How Long Can I Remain a [Ruby, Java, C++, Python, …] Programmer?
Several respondents to an earlier post have asked me about the future prospects for workers in one programming language or another. Here's my best answer.
As others have said, "I can predict anything but the future." But also others have said that the only things we know about the future are what we know from the past. Therefore, you might get some idea of your future as a [Ruby …] programmer from the answers to a recent Quora question, "What were some jobs which existed 50 years ago but have largely disappeared today?"
It was great fun reading all these answers, many of which described jobs I held back then. I go back a bit more than 50 years, though, so I have a few more to add. Most obvious omission was the iceman. In the 1930s, we had an icebox (not a refrigerator, but an actual box that held a block of ice). The iceman’s horse-drawn wagon would come around regularly and be surrounded by us kids, hoping to get free shards of ice caused when he cut up little blocks to fit our iceboxes.
Another job only briefly mentioned was typesetting. I never held that job, but I was trained for manual typesetting for a semester in high school. At least I know where terms like upper-case and lower-case come from.
Someone also mentioned keypunch operator, a task (not a job) that was often done by prisoners who were literally chained to their machines. Who weren't mentioned, however, were key verifier operators. Not many people today have ever seen a verifier, let alone even know what one was.
Even before my time, there were jobs that disappeared, but which I read about—for instance, in a nineteenth century book about jobs for women. The final two chapters in the book were about a couple of sure-fire women’s jobs for the future (1900 was then the future).
First chapter was about teletype operators. The chapter “proved” that there was a great future for women because they could operate a telegraph key at least as fast as men (and the telephone had yet to be invented).
Second chapter was about picture tinters. There was, of course, no color photography, and it wasn’t really even conceived of. Women were supposedly much better at coloring photos because of their “artistic bent” and their more delicate hands. Though there are a few photo tinters still around today for special jobs, it’s not a career with a great future.
By the way, one future job for women that wasn't even mentioned in the book was typist (or amenuensis) in spite of the then recent exciting invention of the typewriter. Other sources explained that women would never be typists because everyone knew that women were not good with machines.
It's fun to think about these forgotten jobs, but they're also a source of important knowledge, or perhaps even wisdom. Job disappearance is not some new phenomenon caused by computers. It's always gone on through history. True, some jobs lasted a long time, so long that they were passed down from generation to generation, even becoming family names, such as Smith, Turner, Eisenhower, Baker, and Miller. (See, for example, <surnames.behindthename.com> for hundreds of examples)

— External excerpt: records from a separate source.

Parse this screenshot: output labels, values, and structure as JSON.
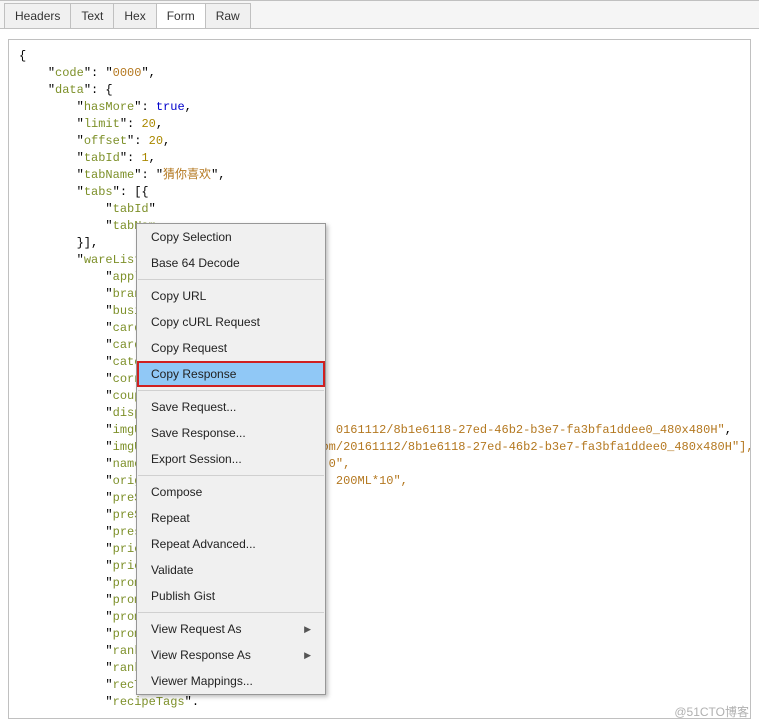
{
  "tabs": {
    "headers": "Headers",
    "text": "Text",
    "hex": "Hex",
    "form": "Form",
    "raw": "Raw"
  },
  "json_response": {
    "code_key": "code",
    "code_val": "0000",
    "data_key": "data",
    "hasMore_key": "hasMore",
    "hasMore_val": "true",
    "limit_key": "limit",
    "limit_val": "20",
    "offset_key": "offset",
    "offset_val": "20",
    "tabId_key": "tabId",
    "tabId_val": "1",
    "tabName_key": "tabName",
    "tabName_val": "猜你喜欢",
    "tabs_key": "tabs",
    "inner_tabId_key": "tabId",
    "inner_tabNam_key": "tabNam",
    "wareList_key": "wareList",
    "applau_key": "applau",
    "brandI_key": "brandI",
    "busine_key": "busine",
    "cardDe_key": "cardDe",
    "cardTi_key": "cardTi",
    "catego_key": "catego",
    "corner_key": "corner",
    "coupon_key": "coupon",
    "displa_key": "displa",
    "imgUrl_key": "imgUrl",
    "imgUrl_tail1": "0161112/8b1e6118-27ed-46b2-b3e7-fa3bfa1ddee0_480x480H\"",
    "imgUrl_key2": "imgUrl",
    "imgUrl_tail2": "om/20161112/8b1e6118-27ed-46b2-b3e7-fa3bfa1ddee0_480x480H\"],",
    "name_key": "name",
    "name_tail": "0\",",
    "origin_key": "origin",
    "origin_tail": " 200ML*10\",",
    "preSal_key": "preSal",
    "preSal_key2": "preSal",
    "presal_key": "presal",
    "priceD_key": "priceD",
    "priceD_key2": "priceD",
    "promot_key": "promot",
    "promot_key2": "promot",
    "promot_key3": "promot",
    "promot_key4": "promot",
    "rankTa_key": "rankTa",
    "rankUr_key": "rankUr",
    "recTag_key": "recTag",
    "recipe_key": "recipeTags"
  },
  "menu": {
    "copy_selection": "Copy Selection",
    "base64_decode": "Base 64 Decode",
    "copy_url": "Copy URL",
    "copy_curl": "Copy cURL Request",
    "copy_request": "Copy Request",
    "copy_response": "Copy Response",
    "save_request": "Save Request...",
    "save_response": "Save Response...",
    "export_session": "Export Session...",
    "compose": "Compose",
    "repeat": "Repeat",
    "repeat_advanced": "Repeat Advanced...",
    "validate": "Validate",
    "publish_gist": "Publish Gist",
    "view_request_as": "View Request As",
    "view_response_as": "View Response As",
    "viewer_mappings": "Viewer Mappings..."
  },
  "watermark": "@51CTO博客"
}
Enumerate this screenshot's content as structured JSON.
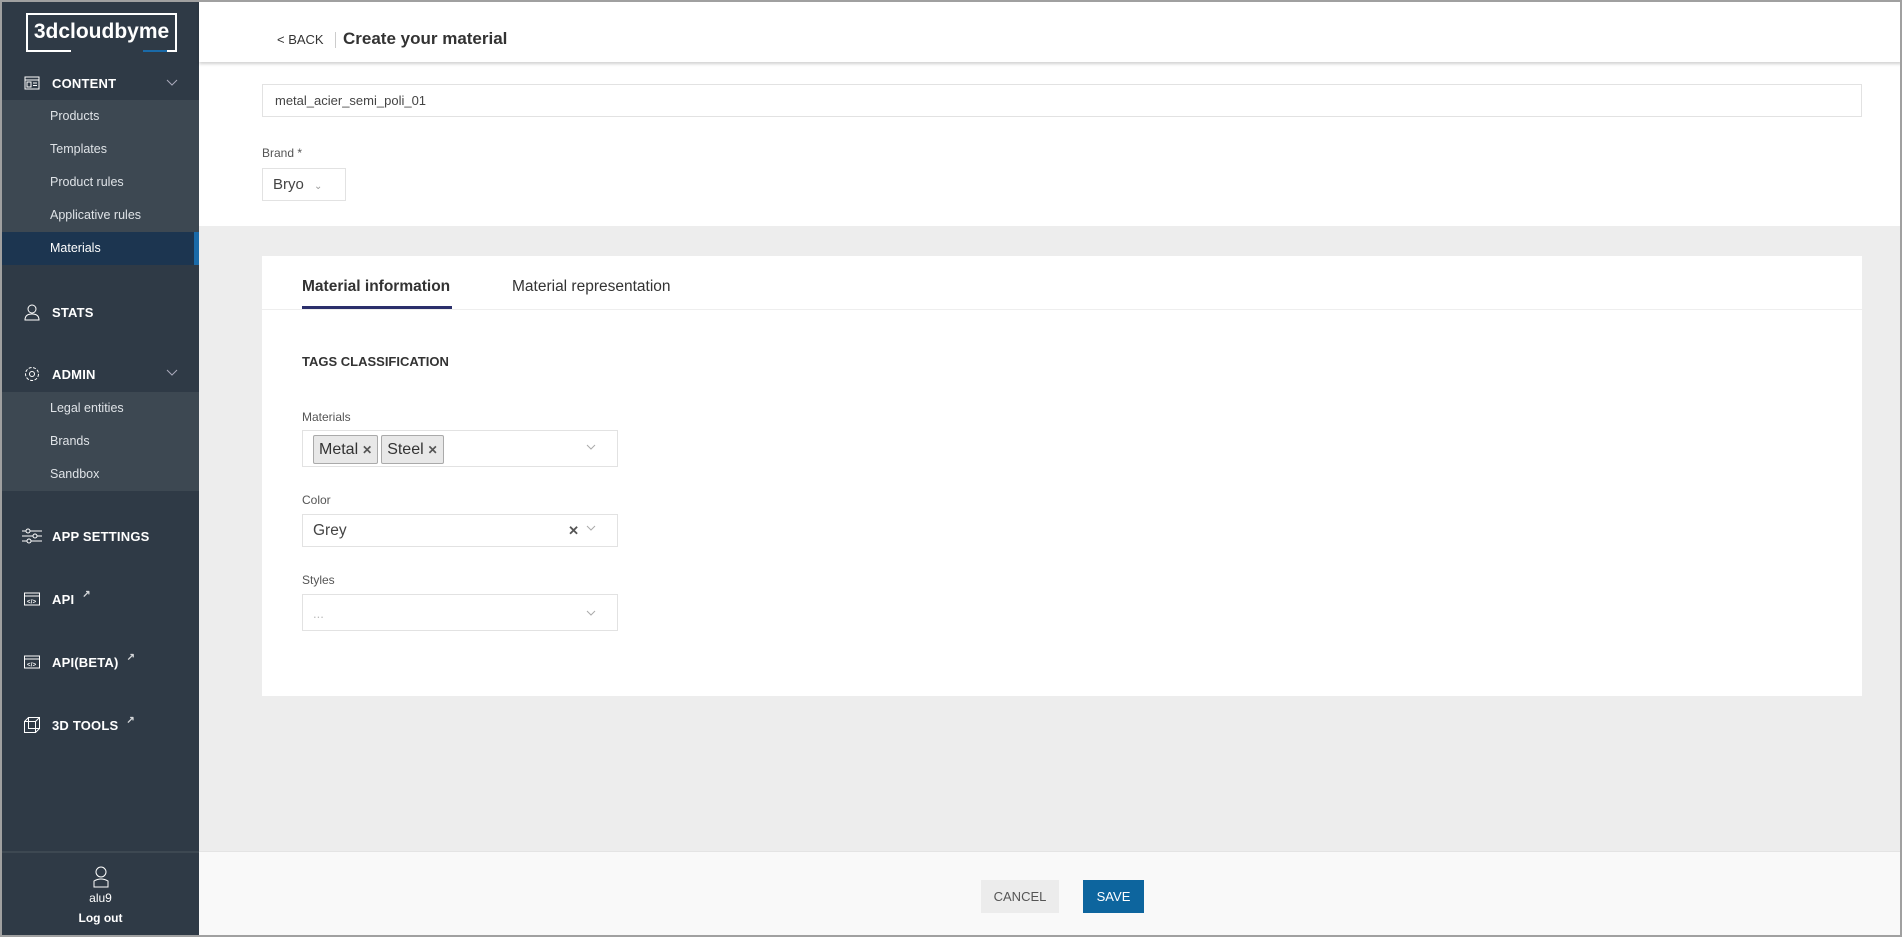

Some of those jobs still exist, though often modified by new technology. Do you still recognize Fuller, Chandler, or Ackerman? And many others have largely disappeared, remaining only in some special niche, like photo tinters. Do you know anybody named Armbruster who still makes crossbows? Well, you probably know a few Coopers, but how many of them still make barrels?
No job is guaranteed. Nothing entitles you to hold the same job for life, let alone pass the job down to your children. So, for example, if you think of yourself as a "[Ruby…] Programmer," perhaps you'd better prepare yourself for future with a more general job description, such as "programmer" or "problem-solver."
In fact, there's a whole lot of people out there who think (or hope) the job of "programmer" will disappear one of these days. Some of them have been building apps since the time of COBOL that would "eliminate programmers." I've mocked these overblown efforts for half a century, but history has tried to teach me to be a bit more humble. Whether or not they succeed in your lifetime, you might want to hedge your bets and keep learning additional skills. Perhaps in your lifetime we'll still need problem-solvers and leaders long after we've forgotten the need for Chamberlains and Stringers.